**YOUR OBJECTIVE**.
Show every line of the data below that includes the word "subtitle".

•••

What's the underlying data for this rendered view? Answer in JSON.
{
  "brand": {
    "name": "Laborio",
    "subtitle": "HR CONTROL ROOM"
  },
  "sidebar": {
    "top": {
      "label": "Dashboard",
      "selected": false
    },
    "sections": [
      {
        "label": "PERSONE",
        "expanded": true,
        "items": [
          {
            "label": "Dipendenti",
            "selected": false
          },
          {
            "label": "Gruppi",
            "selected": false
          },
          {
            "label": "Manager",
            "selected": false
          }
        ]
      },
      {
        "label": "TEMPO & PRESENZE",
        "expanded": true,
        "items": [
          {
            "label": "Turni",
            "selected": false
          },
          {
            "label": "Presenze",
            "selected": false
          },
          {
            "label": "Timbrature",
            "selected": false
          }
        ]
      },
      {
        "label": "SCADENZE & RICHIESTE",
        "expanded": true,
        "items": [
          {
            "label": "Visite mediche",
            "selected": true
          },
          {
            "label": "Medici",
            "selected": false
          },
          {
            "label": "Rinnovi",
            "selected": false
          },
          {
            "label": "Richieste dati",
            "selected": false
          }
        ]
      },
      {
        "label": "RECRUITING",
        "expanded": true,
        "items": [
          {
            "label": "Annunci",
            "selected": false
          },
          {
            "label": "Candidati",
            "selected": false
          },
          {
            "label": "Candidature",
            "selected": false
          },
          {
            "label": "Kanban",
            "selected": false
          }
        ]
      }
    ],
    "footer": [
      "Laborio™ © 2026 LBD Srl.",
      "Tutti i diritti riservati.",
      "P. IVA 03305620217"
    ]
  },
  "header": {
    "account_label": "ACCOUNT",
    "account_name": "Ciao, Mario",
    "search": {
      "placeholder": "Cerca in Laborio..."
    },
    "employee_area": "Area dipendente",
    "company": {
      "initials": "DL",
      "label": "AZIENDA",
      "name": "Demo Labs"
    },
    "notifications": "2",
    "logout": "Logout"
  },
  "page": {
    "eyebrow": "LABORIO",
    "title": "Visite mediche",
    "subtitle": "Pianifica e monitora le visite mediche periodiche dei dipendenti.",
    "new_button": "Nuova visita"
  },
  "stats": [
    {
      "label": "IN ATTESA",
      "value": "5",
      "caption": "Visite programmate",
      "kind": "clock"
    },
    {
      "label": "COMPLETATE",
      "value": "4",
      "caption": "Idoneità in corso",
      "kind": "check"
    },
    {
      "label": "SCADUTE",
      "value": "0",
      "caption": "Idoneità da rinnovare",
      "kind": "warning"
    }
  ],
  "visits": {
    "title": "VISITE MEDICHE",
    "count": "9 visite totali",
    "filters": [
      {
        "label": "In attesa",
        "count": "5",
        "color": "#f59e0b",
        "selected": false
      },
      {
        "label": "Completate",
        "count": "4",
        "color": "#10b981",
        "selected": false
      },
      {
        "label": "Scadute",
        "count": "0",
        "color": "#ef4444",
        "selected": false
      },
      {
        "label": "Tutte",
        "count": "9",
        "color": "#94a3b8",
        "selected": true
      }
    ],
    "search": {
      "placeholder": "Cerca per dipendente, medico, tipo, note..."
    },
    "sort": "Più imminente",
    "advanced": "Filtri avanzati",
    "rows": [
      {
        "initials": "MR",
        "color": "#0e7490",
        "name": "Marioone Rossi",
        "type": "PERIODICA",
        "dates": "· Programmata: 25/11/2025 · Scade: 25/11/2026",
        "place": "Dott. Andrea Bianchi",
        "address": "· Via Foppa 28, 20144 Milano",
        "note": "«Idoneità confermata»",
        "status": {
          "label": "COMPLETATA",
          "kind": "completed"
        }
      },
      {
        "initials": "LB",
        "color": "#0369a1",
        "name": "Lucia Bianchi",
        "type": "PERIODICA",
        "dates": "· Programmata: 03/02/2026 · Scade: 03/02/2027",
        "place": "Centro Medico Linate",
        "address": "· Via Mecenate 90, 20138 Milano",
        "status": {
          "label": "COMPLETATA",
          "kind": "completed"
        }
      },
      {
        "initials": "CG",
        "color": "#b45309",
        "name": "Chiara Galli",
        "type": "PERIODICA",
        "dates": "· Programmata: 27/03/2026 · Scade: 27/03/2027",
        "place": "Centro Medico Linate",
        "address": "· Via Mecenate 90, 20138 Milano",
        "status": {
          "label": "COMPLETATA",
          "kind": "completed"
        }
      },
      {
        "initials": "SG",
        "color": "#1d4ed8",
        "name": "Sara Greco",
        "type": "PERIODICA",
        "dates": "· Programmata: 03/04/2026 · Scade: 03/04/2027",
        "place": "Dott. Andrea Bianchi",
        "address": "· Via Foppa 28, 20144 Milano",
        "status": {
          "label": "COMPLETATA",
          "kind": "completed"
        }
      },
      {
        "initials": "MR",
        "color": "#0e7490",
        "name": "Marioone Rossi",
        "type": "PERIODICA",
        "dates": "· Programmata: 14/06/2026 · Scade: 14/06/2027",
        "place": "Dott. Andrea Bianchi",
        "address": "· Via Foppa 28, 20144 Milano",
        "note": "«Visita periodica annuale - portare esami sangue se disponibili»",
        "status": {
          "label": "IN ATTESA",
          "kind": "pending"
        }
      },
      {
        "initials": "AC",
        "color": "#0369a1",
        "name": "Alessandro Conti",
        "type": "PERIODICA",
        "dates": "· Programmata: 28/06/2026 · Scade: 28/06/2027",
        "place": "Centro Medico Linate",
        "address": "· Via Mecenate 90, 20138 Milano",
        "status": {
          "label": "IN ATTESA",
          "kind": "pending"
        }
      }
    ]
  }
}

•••

**RESULT OF THIS EXERCISE**.
    "subtitle": "HR CONTROL ROOM"
    "subtitle": "Pianifica e monitora le visite mediche periodiche dei dipendenti.",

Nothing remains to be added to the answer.